Sports Page — The proclamation of a new era in England’s one-day cricket has been a regular event for the last 20 years. The end results have usually been so underwhelming as to not get carried away by one performance, but never has a phase of rebuilding begun in such barnstorming style as they managed at Edgbaston. England secured their largest runs victory in an ODI as rampant hundreds from Jos Buttler and Joe Root led them beyond the new watermark of 400 for the first time in an ODI.
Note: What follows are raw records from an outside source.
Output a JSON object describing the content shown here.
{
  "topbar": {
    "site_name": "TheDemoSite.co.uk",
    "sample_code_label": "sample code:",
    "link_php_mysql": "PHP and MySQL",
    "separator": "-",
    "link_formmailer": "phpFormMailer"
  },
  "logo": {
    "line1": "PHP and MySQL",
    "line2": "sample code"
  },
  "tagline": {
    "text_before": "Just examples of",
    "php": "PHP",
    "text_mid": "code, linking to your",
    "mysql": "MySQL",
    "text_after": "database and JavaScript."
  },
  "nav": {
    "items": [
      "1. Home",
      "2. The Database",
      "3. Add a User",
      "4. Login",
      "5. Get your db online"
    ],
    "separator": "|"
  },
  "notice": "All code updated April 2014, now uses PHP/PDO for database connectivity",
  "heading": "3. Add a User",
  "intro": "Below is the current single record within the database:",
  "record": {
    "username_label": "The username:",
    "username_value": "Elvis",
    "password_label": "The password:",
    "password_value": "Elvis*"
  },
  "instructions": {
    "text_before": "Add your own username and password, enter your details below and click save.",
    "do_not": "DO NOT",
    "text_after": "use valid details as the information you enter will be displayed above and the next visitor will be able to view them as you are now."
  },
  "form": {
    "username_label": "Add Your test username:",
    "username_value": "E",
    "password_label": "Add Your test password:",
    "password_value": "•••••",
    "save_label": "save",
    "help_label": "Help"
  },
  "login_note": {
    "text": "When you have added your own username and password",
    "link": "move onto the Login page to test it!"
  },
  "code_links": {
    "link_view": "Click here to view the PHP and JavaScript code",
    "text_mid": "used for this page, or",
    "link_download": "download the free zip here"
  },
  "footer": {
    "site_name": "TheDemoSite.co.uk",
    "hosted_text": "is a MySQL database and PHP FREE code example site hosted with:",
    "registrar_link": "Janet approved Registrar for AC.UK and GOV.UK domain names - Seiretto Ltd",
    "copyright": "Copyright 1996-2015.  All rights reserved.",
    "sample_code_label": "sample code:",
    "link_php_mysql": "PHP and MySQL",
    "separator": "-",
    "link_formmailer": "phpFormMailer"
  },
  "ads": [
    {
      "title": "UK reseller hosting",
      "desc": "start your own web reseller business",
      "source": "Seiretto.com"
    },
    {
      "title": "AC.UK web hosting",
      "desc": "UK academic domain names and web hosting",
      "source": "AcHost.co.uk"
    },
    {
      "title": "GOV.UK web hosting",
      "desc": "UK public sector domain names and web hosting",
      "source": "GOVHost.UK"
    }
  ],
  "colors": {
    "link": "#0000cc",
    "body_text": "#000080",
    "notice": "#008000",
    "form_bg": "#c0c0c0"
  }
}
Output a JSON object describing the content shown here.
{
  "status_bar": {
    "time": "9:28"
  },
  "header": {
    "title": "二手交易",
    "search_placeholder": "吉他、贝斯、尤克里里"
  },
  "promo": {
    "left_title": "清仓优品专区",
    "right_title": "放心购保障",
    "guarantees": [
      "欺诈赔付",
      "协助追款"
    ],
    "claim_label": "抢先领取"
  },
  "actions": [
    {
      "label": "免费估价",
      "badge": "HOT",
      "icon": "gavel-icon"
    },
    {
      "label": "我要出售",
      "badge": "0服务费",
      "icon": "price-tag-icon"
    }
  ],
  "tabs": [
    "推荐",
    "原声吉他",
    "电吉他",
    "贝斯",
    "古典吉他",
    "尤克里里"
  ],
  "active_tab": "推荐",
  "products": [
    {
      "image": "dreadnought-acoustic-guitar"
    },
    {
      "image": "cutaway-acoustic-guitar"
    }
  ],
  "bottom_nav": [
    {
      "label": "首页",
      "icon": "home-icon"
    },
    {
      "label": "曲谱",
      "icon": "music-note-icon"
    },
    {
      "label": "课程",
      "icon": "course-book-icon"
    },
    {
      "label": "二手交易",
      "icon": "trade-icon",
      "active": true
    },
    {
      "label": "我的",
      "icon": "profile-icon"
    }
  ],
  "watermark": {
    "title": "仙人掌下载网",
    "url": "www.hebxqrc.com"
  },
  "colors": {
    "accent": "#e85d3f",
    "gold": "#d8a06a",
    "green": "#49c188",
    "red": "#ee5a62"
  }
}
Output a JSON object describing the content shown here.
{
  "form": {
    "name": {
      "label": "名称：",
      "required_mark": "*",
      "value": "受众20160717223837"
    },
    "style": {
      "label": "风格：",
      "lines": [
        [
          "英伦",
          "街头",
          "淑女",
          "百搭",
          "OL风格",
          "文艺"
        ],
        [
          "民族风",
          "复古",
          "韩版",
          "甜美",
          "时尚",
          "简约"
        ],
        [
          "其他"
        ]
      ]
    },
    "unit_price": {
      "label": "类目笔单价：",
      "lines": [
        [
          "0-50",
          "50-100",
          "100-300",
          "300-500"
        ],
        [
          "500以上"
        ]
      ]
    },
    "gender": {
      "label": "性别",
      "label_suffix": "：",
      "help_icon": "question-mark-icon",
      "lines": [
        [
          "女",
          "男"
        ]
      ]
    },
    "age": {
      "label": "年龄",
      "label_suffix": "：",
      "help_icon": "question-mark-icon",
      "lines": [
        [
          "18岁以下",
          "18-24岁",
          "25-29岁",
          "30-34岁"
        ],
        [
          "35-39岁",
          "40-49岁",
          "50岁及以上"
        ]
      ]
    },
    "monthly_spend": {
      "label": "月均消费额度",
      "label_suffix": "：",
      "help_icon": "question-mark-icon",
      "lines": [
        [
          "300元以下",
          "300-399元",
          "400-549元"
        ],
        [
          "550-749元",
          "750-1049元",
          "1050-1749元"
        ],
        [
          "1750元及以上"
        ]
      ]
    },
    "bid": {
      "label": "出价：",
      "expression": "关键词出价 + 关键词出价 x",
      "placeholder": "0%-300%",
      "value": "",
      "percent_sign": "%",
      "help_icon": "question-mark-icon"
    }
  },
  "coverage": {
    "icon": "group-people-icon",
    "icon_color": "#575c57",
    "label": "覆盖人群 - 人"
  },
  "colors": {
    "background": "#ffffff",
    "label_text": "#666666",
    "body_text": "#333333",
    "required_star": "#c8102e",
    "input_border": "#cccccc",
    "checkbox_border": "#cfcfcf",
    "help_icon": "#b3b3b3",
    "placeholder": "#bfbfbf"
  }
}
Buttler, who already held the record of England’s fastest ODI hundred with his 61-ball ton against Sri Lanka, at Lord’s, last year slotted himself in at No. 2 as well with a free-wheeling 66-ball effort. Barely an hour earlier, Root had stood at No. 3 on the list with an equally outstanding 71-ball hundred but by the end of the innings – which included a world-record seventh-wicket stand of 177 in 17 overs, between Buttler and Adil Rashid, and an England record 14 sixes – he had to be content with fourth.
The final total of 408 – surpassing their previous best of 391 made against Bangladesh at Trent Bridge in 2005 – was the 16th total over 400 in ODIs. Five of those have come since the start of 2015, encompassing the World Cup, highlighting, if any further evidence was required, just how far behind the pack England’s one-day game had become. The mark was passed when Liam Plunkett cleared the ropes in the final over.
New Zealand were only ever going to attempt the chase in one way: at the end of the first over they had 11 runs on the board but Steven Finn had won a personal battle with Brendon McCullum when the New Zealand captain charged and missed, evening the scales somewhat after the onslaught he inflicted in Wellington. Finn bagged 4 for 35 and Rashid capped England’s day by following his maiden half-century with 4 for 55.
Summarized scores: England 408 for 9 (Buttler 129, Root 104, Rashid 69, Morgan 50, Boult 4-55) beat New Zealand 198 (Taylor 57, Finn 4-35, Rashid 4-55) by 210 runs